Anton Andres / Ford | June 25, 2018 11:34
Ford wants to make harsh rides a thing of the past
Ford wants to make harsh rides a thing of the past with their latest technology. Dubbed the Pothole Detection System, it is an active suspension system that aims to lessen the impact harshness when going over rough surfaces. Ford claims that, with this system, it will also spare motorists the hassles of blowing a tire or damaging a wheel when running over potholes, which can result in some pretty hefty repair bills in the long run.
The system has actually been around since late 2016 and it's found as an option in Ford's D-segment sedan, the Fusion (also known as the Mondeo in Europe as a hatch or wagon). However, that technology is trickling down to the smaller cars of the Ford lineup and it has made its way to the all-new Focus.
“Our engineers are always searching for the roughest roads to really test our suspension to the limit, but more and more we're noticing that the rough roads are finding us. Potholes are a problem that isn’t going away anytime soon, but with our advanced suspension technology for all-new Focus, we've been able to reduce their impact,” said Guy Mathot, Ford Focus vehicle dynamics supervisor.
So, how does the Pothole Detection System work? A barrage of sensors constantly scans the road ahead and relays that information to the computer controlled active suspension. The moment the sensors detect the edge of the pothole, the car’s computer adjusts the dampers accordingly. The idea here is to stop the wheel (or wheels) from falling into a pothole by limiting how far the wheel drops. Ford says that the result is a smoother ride as the wheels do not hit opposite side of the pothole as harshly on exit.
Ford adds that the system has been extensively tested in around the US, Europe and their own proving grounds. Will the Pothole Detection System hold up in this part of the world?
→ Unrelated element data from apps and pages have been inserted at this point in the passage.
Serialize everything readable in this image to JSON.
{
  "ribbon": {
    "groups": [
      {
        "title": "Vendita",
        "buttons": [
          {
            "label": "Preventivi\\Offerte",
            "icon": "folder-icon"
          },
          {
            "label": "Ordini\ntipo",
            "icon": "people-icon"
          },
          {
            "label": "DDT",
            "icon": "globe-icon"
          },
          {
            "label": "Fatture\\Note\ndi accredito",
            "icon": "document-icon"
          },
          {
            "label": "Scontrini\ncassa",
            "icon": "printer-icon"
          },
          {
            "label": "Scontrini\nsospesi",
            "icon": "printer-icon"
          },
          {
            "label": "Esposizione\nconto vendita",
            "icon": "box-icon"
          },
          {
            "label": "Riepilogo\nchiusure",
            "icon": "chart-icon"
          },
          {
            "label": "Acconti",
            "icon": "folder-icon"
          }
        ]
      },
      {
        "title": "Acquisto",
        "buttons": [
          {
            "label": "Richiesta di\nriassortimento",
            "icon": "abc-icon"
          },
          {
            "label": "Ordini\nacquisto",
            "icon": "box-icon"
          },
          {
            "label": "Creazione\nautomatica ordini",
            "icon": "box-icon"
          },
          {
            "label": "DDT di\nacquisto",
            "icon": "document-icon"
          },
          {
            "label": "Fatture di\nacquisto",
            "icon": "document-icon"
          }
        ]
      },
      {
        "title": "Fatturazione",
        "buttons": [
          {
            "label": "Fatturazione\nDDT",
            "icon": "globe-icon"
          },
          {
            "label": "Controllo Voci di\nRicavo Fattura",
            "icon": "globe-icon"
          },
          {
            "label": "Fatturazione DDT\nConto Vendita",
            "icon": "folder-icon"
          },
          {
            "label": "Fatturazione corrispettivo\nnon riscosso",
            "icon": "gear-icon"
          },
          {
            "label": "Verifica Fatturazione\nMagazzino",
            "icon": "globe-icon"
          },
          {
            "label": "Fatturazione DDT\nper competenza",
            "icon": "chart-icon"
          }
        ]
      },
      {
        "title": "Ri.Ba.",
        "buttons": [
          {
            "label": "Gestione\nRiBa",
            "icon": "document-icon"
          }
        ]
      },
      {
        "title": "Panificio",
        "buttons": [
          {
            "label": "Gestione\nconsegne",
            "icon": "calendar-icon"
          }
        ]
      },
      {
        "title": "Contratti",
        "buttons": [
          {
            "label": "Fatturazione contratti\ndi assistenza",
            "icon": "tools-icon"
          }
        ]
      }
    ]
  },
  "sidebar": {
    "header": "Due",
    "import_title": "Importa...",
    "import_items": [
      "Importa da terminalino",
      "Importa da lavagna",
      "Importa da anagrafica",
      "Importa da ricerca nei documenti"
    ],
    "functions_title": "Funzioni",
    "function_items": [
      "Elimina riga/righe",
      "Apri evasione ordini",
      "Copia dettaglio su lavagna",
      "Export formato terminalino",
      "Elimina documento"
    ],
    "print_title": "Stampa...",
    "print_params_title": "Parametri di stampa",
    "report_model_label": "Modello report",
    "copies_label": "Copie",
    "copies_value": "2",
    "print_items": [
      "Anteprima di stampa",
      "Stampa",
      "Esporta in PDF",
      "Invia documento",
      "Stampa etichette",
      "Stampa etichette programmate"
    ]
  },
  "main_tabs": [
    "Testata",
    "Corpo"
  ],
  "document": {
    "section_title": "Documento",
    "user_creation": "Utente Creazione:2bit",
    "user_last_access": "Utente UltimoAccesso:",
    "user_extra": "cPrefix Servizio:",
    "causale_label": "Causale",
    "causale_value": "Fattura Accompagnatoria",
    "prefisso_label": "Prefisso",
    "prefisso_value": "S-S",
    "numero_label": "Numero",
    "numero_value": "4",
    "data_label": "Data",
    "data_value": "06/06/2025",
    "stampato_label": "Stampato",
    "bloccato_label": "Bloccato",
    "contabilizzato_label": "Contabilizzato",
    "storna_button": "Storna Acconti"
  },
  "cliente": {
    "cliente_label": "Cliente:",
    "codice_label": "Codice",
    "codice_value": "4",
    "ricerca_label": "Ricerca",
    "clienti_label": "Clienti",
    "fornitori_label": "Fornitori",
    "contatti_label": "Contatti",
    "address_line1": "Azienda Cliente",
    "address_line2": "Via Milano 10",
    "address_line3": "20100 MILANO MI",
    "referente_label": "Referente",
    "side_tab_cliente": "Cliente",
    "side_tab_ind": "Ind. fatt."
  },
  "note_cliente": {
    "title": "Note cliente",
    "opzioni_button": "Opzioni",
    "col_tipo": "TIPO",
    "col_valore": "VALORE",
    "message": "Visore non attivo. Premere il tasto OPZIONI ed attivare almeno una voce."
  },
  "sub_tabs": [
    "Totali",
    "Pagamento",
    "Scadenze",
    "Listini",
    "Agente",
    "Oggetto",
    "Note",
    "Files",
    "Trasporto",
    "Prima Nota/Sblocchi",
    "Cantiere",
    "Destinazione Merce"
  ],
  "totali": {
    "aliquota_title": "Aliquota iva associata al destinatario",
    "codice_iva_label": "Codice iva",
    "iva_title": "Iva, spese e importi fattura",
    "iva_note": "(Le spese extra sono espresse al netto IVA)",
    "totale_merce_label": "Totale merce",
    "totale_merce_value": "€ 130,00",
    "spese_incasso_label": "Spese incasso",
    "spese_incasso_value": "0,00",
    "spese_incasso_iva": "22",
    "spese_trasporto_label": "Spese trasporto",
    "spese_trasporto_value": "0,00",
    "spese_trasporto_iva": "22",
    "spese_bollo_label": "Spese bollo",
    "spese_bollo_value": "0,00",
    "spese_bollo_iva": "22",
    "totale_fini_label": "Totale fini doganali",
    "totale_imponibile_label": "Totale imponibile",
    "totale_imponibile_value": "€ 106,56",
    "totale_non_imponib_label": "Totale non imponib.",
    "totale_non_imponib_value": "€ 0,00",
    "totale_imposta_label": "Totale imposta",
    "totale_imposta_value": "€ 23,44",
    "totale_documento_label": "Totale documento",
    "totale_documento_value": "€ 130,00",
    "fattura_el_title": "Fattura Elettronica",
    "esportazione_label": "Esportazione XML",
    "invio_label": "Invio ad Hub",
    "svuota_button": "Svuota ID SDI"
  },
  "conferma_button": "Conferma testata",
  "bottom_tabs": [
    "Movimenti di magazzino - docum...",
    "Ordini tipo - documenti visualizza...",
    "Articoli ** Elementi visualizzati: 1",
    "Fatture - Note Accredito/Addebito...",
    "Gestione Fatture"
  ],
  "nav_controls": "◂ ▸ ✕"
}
They won't be offering it in parts of Asia just yet but given the state of the roads around the country, it's a novel idea from Ford to soften the blow.